In this house, there is now a mix of mid-twentieth-century Scandinavian and European pieces together with a layering of contemporary design and that all-important bit of Seventies glamour. This has helped to avoid the sort of interiors where it looks as if the furniture all arrived on the same day in a job lot. ‘I like things to look a bit mismatched and not as if it was all too perfectly planned – even though it was,’ she explains.
Suzy Hoodless is the first to admit that spatial planning is not her area of expertise, so her best projects are those where she has been teamed up with architects, as here. Complementing the work done to reconfigure the space by Michaelis Boyd, Suzy has used a judicious sprinkling of furniture to bring the architecture to life.
The house, points out the owner, had very few original features left: ‘Suzy rightly pushed against trying to recreate them and instead moved forward with new materials that still feel elegant and timeless.’
Perhaps the most glamorous room of all is the first one you see on entering the house: large, Crittall-style windows and doors open on to a stunning black, book-lined study, where the elegance of the original period shutters and the industrial toughness of the architectural shelving, complete with visible nuts and bolts, is an unexpected pairing. Suzy Hoodless says she likes the idea of a house having a kind of rhythm, where you can have ‘quite challenging extremes but then other areas where the style is reined-in’.
Upstairs, the first-floor sitting room might fit the description of more ‘reined-in’ were it not for the eye- popping yellow Warren Platner chairs and the huge marble chimneypiece that replaced a rather dated Nineties one. ‘I wanted to give some shape and scale to the very large rect-angular room, but also to keep it simple and modernist,’ explains Suzy Hoodless, who added to the monumental scale with a fabulous Seguso Vetri d’Arte Seventies chandelier bought in Milan. Other Seventies touches include the low, lacquered, off-white coffee table that Suzy Hoodless bought from Caira Mandaglio.

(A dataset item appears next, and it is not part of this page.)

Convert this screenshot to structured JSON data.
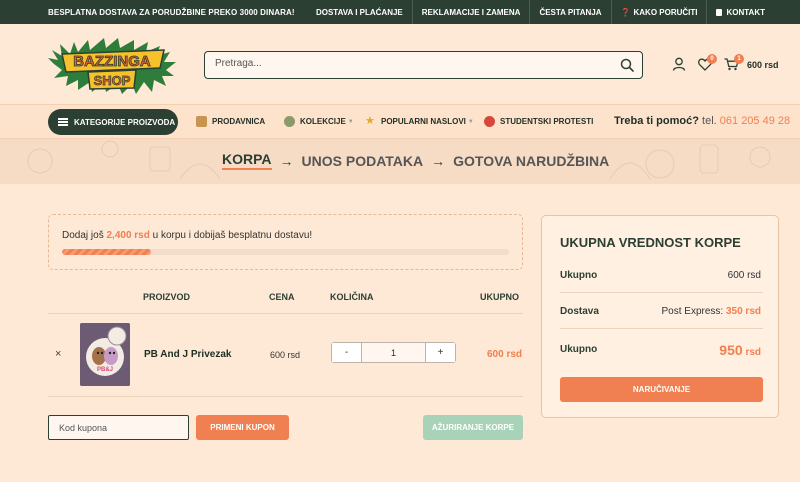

Children’s rooms were kept fairly graphic and simple; Suzy Hoodless hates ‘cute’ decoration that they just grow out of – she has used a Børge Mogensen cabinet as a changing table in her own home. So the only concession she made to the children’s ages was bright primary colour, in contrast to the subdued luxury of their parents’ room.
The prize find for the main bedroom was the pair of very purist Scandinavian rosewood chests used beside the bed. ‘I slightly wish that I’d kept those for myself,’ she says wistfully before reminding herself that although this might be a Suzy Hoodless project, the beauty of it for her is extracting the character and personality of the clients and the process of evolving what they wanted into something that they could never have imagined.